Worn down by growing debt and a barrage of crises, leaders of the world’s poorest countries have stepped up calls for the rules governing handouts of billions of dollars to be rewritten.
Western nations gave out more than $185 billion in grants and cheap loans in 2021, according to the OECD. Official development assistance is one of the pillars of the international financial system.
But the 46 Least Developed Nations holding their own UN-organised summit in Doha this week feel short-changed.
Five decades after the LDC club was set up by the UN to organise trade privileges and easier access to other finance, presidents and prime ministers said their problems have piled up.
Climate change, Covid-19 fallout, food and fuel price rises stoked by Russia’s invasion of Ukraine and ever bigger debts are weighing on the poor nations who are blaming the system.
“Our partners have a tendency to cast all blame on the recipient partner for failures and avoid scrutiny of their of their own aid programmes that certainly might have contributed to the failures,” said East Timor’s President Jose Ramos-Horta.
Seychelles President Wavel Ramkalawan said it was time for the international finance institutions to move beyond per capita gross domestic product as the only measurement for development.
“One size does not fit all,” he said calling for a system that recognises that different countries have different problems.
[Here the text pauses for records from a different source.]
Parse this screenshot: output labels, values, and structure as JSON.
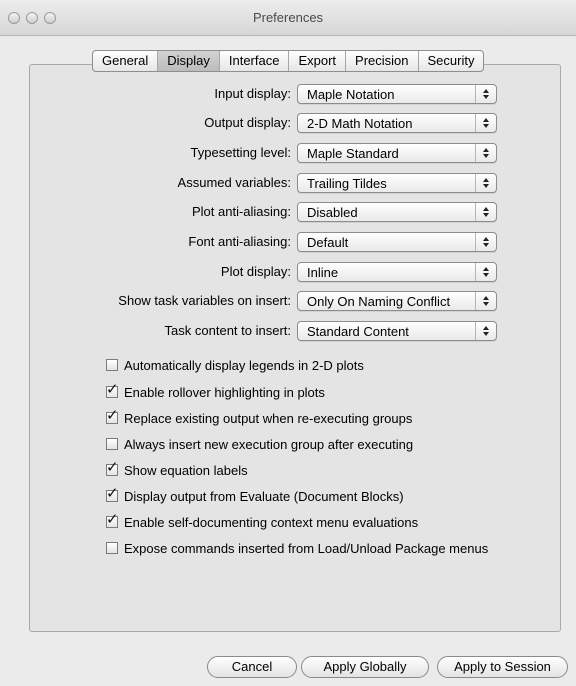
{
  "window": {
    "title": "Preferences"
  },
  "tabs": [
    "General",
    "Display",
    "Interface",
    "Export",
    "Precision",
    "Security"
  ],
  "active_tab": "Display",
  "settings": [
    {
      "label": "Input display:",
      "value": "Maple Notation"
    },
    {
      "label": "Output display:",
      "value": "2-D Math Notation"
    },
    {
      "label": "Typesetting level:",
      "value": "Maple Standard"
    },
    {
      "label": "Assumed variables:",
      "value": "Trailing Tildes"
    },
    {
      "label": "Plot anti-aliasing:",
      "value": "Disabled"
    },
    {
      "label": "Font anti-aliasing:",
      "value": "Default"
    },
    {
      "label": "Plot display:",
      "value": "Inline"
    },
    {
      "label": "Show task variables on insert:",
      "value": "Only On Naming Conflict"
    },
    {
      "label": "Task content to insert:",
      "value": "Standard Content"
    }
  ],
  "options": [
    {
      "label": "Automatically display legends in 2-D plots",
      "checked": false
    },
    {
      "label": "Enable rollover highlighting in plots",
      "checked": true
    },
    {
      "label": "Replace existing output when re-executing groups",
      "checked": true
    },
    {
      "label": "Always insert new execution group after executing",
      "checked": false
    },
    {
      "label": "Show equation labels",
      "checked": true
    },
    {
      "label": "Display output from Evaluate (Document Blocks)",
      "checked": true
    },
    {
      "label": "Enable self-documenting context menu evaluations",
      "checked": true
    },
    {
      "label": "Expose commands inserted from Load/Unload Package menus",
      "checked": false
    }
  ],
  "buttons": {
    "cancel": "Cancel",
    "apply_globally": "Apply Globally",
    "apply_session": "Apply to Session"
  }
}
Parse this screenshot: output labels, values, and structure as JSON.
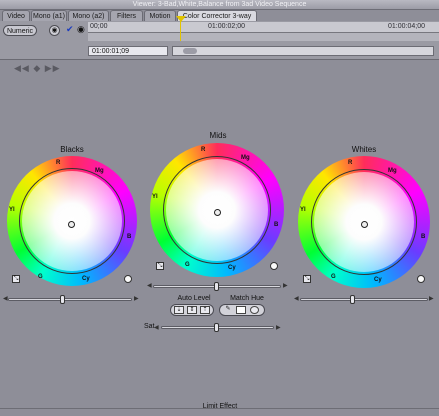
{
  "window": {
    "title": "Viewer: 3-Bad,White,Balance from 3ad Video Sequence"
  },
  "tabs": [
    {
      "label": "Video"
    },
    {
      "label": "Mono (a1)"
    },
    {
      "label": "Mono (a2)"
    },
    {
      "label": "Filters"
    },
    {
      "label": "Motion"
    },
    {
      "label": "Color Corrector 3-way"
    }
  ],
  "toolbar": {
    "numeric_label": "Numeric",
    "ruler_start": "00;00",
    "ruler_mid": "01:00:02;00",
    "ruler_end": "01:00:04;00",
    "timecode": "01:00:01;09"
  },
  "wheels": [
    {
      "title": "Blacks",
      "labels": {
        "r": "R",
        "mg": "Mg",
        "yl": "Yl",
        "b": "B",
        "g": "G",
        "cy": "Cy"
      }
    },
    {
      "title": "Mids",
      "labels": {
        "r": "R",
        "mg": "Mg",
        "yl": "Yl",
        "b": "B",
        "g": "G",
        "cy": "Cy"
      }
    },
    {
      "title": "Whites",
      "labels": {
        "r": "R",
        "mg": "Mg",
        "yl": "Yl",
        "b": "B",
        "g": "G",
        "cy": "Cy"
      }
    }
  ],
  "controls": {
    "auto_level_label": "Auto Level",
    "match_hue_label": "Match Hue",
    "sat_label": "Sat",
    "limit_effect_label": "Limit Effect"
  },
  "colors": {
    "background": "#8e8e98",
    "playhead": "#e2c400"
  }
}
UN Secretary General Antonio Guterres widened the attack when he condemned a global financial system “designed by wealthy countries, largely to their benefit.” Without any cash reserves, the poor nations were being forced to pay “predatory interest rates.”
The coronavirus pandemic was regularly cited at the summit. The LDCs got fewer vaccines and then had to borrow at crippling rates to pay for their emergency measures.
Ahead of the summit, the UN Development Programme (UNDP) estimated that 52 countries were either suffering debt stress or close to it and in danger of default.
Lesotho’s deputy prime minister Nthomeng Majara was among leaders to call for an “urgent” rescheduling or writing off debt.
The calls added to longstanding criticism of the World Bank and International Monetary Fund for imposing austerity on poor populations to get loans.
China is now the biggest single creditor nation, often seen as rivalling western influence, but has recently indicated a willingness to work with the IMF and other institutions to organise debt relief.
Alongside the official summit, civil society activists held their own meetings to propose radical solutions to the debt problem.
Lidy Nacpil, Asian Peoples Movement on Debt and Development, a coalition of several activist groups, said the developed world should just agree to give compensation as they have in international talks on countering climate change.
“We want something that is similar to the climate convention, an acknowledgement of the responsibility that wealthy nations have in this unsustainable economic system we have,” said Nacpil.
At a 2009 climate conference, major economies promised $100 billion a year by 2020 to help pay for the ravages of rising temperatures but have not yet managed to reach that figure.
Rolf Traeger, an LDC specialist at the UN Conference on Trade and Development, told one Doha panel meeting that specialists had long looked for alternatives to official aid but that few ideas have come forward. “It’s hard to see,” he said.